Supplied material:
========================

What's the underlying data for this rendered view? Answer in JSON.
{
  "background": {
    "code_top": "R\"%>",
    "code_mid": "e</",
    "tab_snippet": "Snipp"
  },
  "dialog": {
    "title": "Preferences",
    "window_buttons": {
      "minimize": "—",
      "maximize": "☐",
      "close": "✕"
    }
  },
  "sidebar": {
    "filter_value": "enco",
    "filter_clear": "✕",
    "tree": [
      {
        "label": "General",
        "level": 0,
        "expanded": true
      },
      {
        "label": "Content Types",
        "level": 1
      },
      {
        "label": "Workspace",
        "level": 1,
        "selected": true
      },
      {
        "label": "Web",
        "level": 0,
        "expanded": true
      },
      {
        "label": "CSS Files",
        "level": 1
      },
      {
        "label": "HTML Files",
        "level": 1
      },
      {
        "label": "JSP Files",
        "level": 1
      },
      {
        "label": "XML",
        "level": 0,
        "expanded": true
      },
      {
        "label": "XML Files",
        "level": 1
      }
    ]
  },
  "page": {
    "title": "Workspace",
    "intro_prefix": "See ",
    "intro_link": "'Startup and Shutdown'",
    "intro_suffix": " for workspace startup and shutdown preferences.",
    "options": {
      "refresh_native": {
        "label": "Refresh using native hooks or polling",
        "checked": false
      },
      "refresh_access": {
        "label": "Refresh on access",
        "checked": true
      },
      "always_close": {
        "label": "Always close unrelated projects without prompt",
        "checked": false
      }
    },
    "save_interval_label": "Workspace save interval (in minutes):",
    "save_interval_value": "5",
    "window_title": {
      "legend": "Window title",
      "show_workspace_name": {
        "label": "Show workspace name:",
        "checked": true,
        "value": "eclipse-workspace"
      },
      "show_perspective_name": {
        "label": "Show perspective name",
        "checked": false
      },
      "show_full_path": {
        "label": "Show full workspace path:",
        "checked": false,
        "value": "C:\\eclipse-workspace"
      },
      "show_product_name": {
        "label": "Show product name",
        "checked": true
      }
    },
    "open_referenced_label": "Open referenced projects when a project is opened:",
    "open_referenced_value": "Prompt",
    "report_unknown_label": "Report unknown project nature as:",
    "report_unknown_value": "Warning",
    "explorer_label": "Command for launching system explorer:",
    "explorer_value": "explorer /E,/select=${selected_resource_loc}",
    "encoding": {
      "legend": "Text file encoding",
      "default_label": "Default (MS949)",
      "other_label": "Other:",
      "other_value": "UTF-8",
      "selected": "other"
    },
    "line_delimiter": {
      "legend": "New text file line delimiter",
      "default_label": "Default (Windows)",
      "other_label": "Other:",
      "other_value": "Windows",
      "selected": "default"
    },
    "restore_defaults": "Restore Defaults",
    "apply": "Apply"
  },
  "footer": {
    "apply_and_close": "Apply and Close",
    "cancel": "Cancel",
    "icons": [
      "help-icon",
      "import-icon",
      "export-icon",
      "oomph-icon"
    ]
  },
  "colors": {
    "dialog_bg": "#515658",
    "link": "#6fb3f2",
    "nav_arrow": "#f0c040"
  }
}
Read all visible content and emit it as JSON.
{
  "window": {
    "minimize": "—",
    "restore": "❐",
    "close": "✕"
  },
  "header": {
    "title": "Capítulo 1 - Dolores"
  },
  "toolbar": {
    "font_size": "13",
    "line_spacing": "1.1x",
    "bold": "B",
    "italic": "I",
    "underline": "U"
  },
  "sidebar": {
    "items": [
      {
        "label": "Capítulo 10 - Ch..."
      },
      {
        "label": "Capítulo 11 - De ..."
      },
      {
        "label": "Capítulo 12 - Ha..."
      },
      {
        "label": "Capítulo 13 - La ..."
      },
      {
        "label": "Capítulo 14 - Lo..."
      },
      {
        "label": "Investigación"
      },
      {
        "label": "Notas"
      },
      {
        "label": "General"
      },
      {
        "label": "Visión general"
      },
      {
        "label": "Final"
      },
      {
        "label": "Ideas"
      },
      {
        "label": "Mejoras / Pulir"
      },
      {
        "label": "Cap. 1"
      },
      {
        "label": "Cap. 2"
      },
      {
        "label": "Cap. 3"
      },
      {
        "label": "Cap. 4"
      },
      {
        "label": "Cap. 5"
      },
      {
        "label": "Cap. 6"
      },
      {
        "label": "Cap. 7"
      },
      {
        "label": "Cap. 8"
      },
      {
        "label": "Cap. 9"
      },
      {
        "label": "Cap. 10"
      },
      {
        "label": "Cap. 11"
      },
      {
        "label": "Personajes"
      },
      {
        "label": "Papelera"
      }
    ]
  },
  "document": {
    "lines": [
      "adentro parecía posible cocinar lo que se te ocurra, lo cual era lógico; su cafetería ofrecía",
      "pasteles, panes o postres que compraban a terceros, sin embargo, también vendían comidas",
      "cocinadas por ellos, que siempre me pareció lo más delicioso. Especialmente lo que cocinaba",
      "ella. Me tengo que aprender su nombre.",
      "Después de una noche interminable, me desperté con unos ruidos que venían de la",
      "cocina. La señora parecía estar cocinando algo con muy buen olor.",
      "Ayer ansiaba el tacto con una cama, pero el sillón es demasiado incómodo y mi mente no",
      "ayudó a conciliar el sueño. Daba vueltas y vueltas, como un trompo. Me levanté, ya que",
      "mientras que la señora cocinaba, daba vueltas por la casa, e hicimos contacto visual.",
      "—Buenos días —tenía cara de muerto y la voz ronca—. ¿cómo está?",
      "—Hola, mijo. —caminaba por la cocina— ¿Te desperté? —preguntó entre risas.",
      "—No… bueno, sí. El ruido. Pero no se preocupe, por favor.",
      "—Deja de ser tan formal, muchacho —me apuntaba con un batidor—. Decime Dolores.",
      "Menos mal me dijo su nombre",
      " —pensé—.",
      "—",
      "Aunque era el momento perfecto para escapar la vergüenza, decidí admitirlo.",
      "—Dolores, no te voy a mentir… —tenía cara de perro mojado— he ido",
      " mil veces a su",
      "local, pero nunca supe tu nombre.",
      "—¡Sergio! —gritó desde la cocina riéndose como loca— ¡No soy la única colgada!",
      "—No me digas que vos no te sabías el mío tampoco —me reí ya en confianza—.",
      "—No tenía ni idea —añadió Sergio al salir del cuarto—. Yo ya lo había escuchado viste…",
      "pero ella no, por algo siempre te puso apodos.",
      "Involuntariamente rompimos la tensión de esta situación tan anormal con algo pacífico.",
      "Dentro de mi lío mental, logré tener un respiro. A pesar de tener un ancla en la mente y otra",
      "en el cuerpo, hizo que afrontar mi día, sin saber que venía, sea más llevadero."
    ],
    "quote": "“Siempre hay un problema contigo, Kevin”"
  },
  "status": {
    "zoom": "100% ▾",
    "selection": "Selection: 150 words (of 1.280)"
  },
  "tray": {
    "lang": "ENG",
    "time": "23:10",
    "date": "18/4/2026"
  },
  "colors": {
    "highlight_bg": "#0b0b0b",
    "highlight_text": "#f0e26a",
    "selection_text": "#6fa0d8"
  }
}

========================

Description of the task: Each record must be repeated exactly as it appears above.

Your response:
What's the underlying data for this rendered view? Answer in JSON.
{
  "background": {
    "code_top": "R\"%>",
    "code_mid": "e</",
    "tab_snippet": "Snipp"
  },
  "dialog": {
    "title": "Preferences",
    "window_buttons": {
      "minimize": "—",
      "maximize": "☐",
      "close": "✕"
    }
  },
  "sidebar": {
    "filter_value": "enco",
    "filter_clear": "✕",
    "tree": [
      {
        "label": "General",
        "level": 0,
        "expanded": true
      },
      {
        "label": "Content Types",
        "level": 1
      },
      {
        "label": "Workspace",
        "level": 1,
        "selected": true
      },
      {
        "label": "Web",
        "level": 0,
        "expanded": true
      },
      {
        "label": "CSS Files",
        "level": 1
      },
      {
        "label": "HTML Files",
        "level": 1
      },
      {
        "label": "JSP Files",
        "level": 1
      },
      {
        "label": "XML",
        "level": 0,
        "expanded": true
      },
      {
        "label": "XML Files",
        "level": 1
      }
    ]
  },
  "page": {
    "title": "Workspace",
    "intro_prefix": "See ",
    "intro_link": "'Startup and Shutdown'",
    "intro_suffix": " for workspace startup and shutdown preferences.",
    "options": {
      "refresh_native": {
        "label": "Refresh using native hooks or polling",
        "checked": false
      },
      "refresh_access": {
        "label": "Refresh on access",
        "checked": true
      },
      "always_close": {
        "label": "Always close unrelated projects without prompt",
        "checked": false
      }
    },
    "save_interval_label": "Workspace save interval (in minutes):",
    "save_interval_value": "5",
    "window_title": {
      "legend": "Window title",
      "show_workspace_name": {
        "label": "Show workspace name:",
        "checked": true,
        "value": "eclipse-workspace"
      },
      "show_perspective_name": {
        "label": "Show perspective name",
        "checked": false
      },
      "show_full_path": {
        "label": "Show full workspace path:",
        "checked": false,
        "value": "C:\\eclipse-workspace"
      },
      "show_product_name": {
        "label": "Show product name",
        "checked": true
      }
    },
    "open_referenced_label": "Open referenced projects when a project is opened:",
    "open_referenced_value": "Prompt",
    "report_unknown_label": "Report unknown project nature as:",
    "report_unknown_value": "Warning",
    "explorer_label": "Command for launching system explorer:",
    "explorer_value": "explorer /E,/select=${selected_resource_loc}",
    "encoding": {
      "legend": "Text file encoding",
      "default_label": "Default (MS949)",
      "other_label": "Other:",
      "other_value": "UTF-8",
      "selected": "other"
    },
    "line_delimiter": {
      "legend": "New text file line delimiter",
      "default_label": "Default (Windows)",
      "other_label": "Other:",
      "other_value": "Windows",
      "selected": "default"
    },
    "restore_defaults": "Restore Defaults",
    "apply": "Apply"
  },
  "footer": {
    "apply_and_close": "Apply and Close",
    "cancel": "Cancel",
    "icons": [
      "help-icon",
      "import-icon",
      "export-icon",
      "oomph-icon"
    ]
  },
  "colors": {
    "dialog_bg": "#515658",
    "link": "#6fb3f2",
    "nav_arrow": "#f0c040"
  }
}
Read all visible content and emit it as JSON.
{
  "window": {
    "minimize": "—",
    "restore": "❐",
    "close": "✕"
  },
  "header": {
    "title": "Capítulo 1 - Dolores"
  },
  "toolbar": {
    "font_size": "13",
    "line_spacing": "1.1x",
    "bold": "B",
    "italic": "I",
    "underline": "U"
  },
  "sidebar": {
    "items": [
      {
        "label": "Capítulo 10 - Ch..."
      },
      {
        "label": "Capítulo 11 - De ..."
      },
      {
        "label": "Capítulo 12 - Ha..."
      },
      {
        "label": "Capítulo 13 - La ..."
      },
      {
        "label": "Capítulo 14 - Lo..."
      },
      {
        "label": "Investigación"
      },
      {
        "label": "Notas"
      },
      {
        "label": "General"
      },
      {
        "label": "Visión general"
      },
      {
        "label": "Final"
      },
      {
        "label": "Ideas"
      },
      {
        "label": "Mejoras / Pulir"
      },
      {
        "label": "Cap. 1"
      },
      {
        "label": "Cap. 2"
      },
      {
        "label": "Cap. 3"
      },
      {
        "label": "Cap. 4"
      },
      {
        "label": "Cap. 5"
      },
      {
        "label": "Cap. 6"
      },
      {
        "label": "Cap. 7"
      },
      {
        "label": "Cap. 8"
      },
      {
        "label": "Cap. 9"
      },
      {
        "label": "Cap. 10"
      },
      {
        "label": "Cap. 11"
      },
      {
        "label": "Personajes"
      },
      {
        "label": "Papelera"
      }
    ]
  },
  "document": {
    "lines": [
      "adentro parecía posible cocinar lo que se te ocurra, lo cual era lógico; su cafetería ofrecía",
      "pasteles, panes o postres que compraban a terceros, sin embargo, también vendían comidas",
      "cocinadas por ellos, que siempre me pareció lo más delicioso. Especialmente lo que cocinaba",
      "ella. Me tengo que aprender su nombre.",
      "Después de una noche interminable, me desperté con unos ruidos que venían de la",
      "cocina. La señora parecía estar cocinando algo con muy buen olor.",
      "Ayer ansiaba el tacto con una cama, pero el sillón es demasiado incómodo y mi mente no",
      "ayudó a conciliar el sueño. Daba vueltas y vueltas, como un trompo. Me levanté, ya que",
      "mientras que la señora cocinaba, daba vueltas por la casa, e hicimos contacto visual.",
      "—Buenos días —tenía cara de muerto y la voz ronca—. ¿cómo está?",
      "—Hola, mijo. —caminaba por la cocina— ¿Te desperté? —preguntó entre risas.",
      "—No… bueno, sí. El ruido. Pero no se preocupe, por favor.",
      "—Deja de ser tan formal, muchacho —me apuntaba con un batidor—. Decime Dolores.",
      "Menos mal me dijo su nombre",
      " —pensé—.",
      "—",
      "Aunque era el momento perfecto para escapar la vergüenza, decidí admitirlo.",
      "—Dolores, no te voy a mentir… —tenía cara de perro mojado— he ido",
      " mil veces a su",
      "local, pero nunca supe tu nombre.",
      "—¡Sergio! —gritó desde la cocina riéndose como loca— ¡No soy la única colgada!",
      "—No me digas que vos no te sabías el mío tampoco —me reí ya en confianza—.",
      "—No tenía ni idea —añadió Sergio al salir del cuarto—. Yo ya lo había escuchado viste…",
      "pero ella no, por algo siempre te puso apodos.",
      "Involuntariamente rompimos la tensión de esta situación tan anormal con algo pacífico.",
      "Dentro de mi lío mental, logré tener un respiro. A pesar de tener un ancla en la mente y otra",
      "en el cuerpo, hizo que afrontar mi día, sin saber que venía, sea más llevadero."
    ],
    "quote": "“Siempre hay un problema contigo, Kevin”"
  },
  "status": {
    "zoom": "100% ▾",
    "selection": "Selection: 150 words (of 1.280)"
  },
  "tray": {
    "lang": "ENG",
    "time": "23:10",
    "date": "18/4/2026"
  },
  "colors": {
    "highlight_bg": "#0b0b0b",
    "highlight_text": "#f0e26a",
    "selection_text": "#6fa0d8"
  }
}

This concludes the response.